◆ To do: Your task is to print all of the data below exactly, with no pictures included.

◆ Data listing:
---+---

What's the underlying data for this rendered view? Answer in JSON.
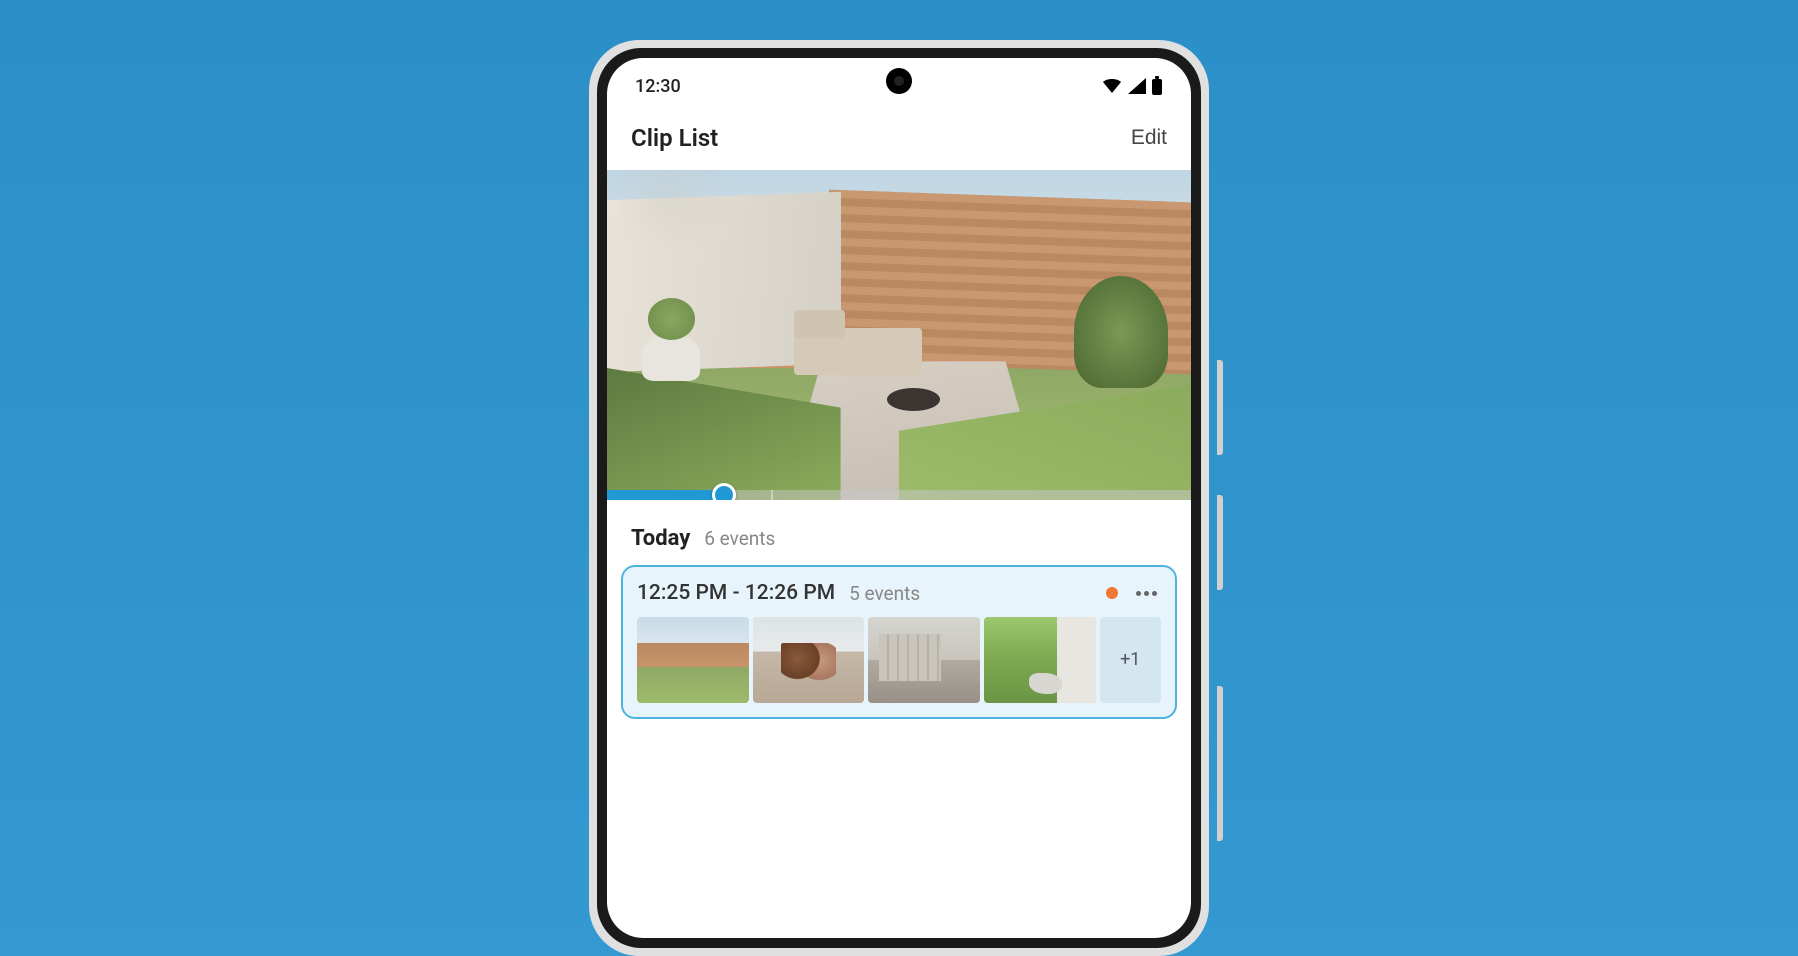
{
  "status": {
    "time": "12:30"
  },
  "header": {
    "title": "Clip List",
    "edit_label": "Edit"
  },
  "scrubber": {
    "progress_percent": 20
  },
  "section": {
    "title": "Today",
    "count": "6 events"
  },
  "event": {
    "time_range": "12:25 PM - 12:26 PM",
    "count": "5 events",
    "status_color": "#ed7733",
    "overflow_label": "+1",
    "thumb_count": 4
  }
}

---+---

◆ Exercise result:
What's the underlying data for this rendered view? Answer in JSON.
{
  "status": {
    "time": "12:30"
  },
  "header": {
    "title": "Clip List",
    "edit_label": "Edit"
  },
  "scrubber": {
    "progress_percent": 20
  },
  "section": {
    "title": "Today",
    "count": "6 events"
  },
  "event": {
    "time_range": "12:25 PM - 12:26 PM",
    "count": "5 events",
    "status_color": "#ed7733",
    "overflow_label": "+1",
    "thumb_count": 4
  }
}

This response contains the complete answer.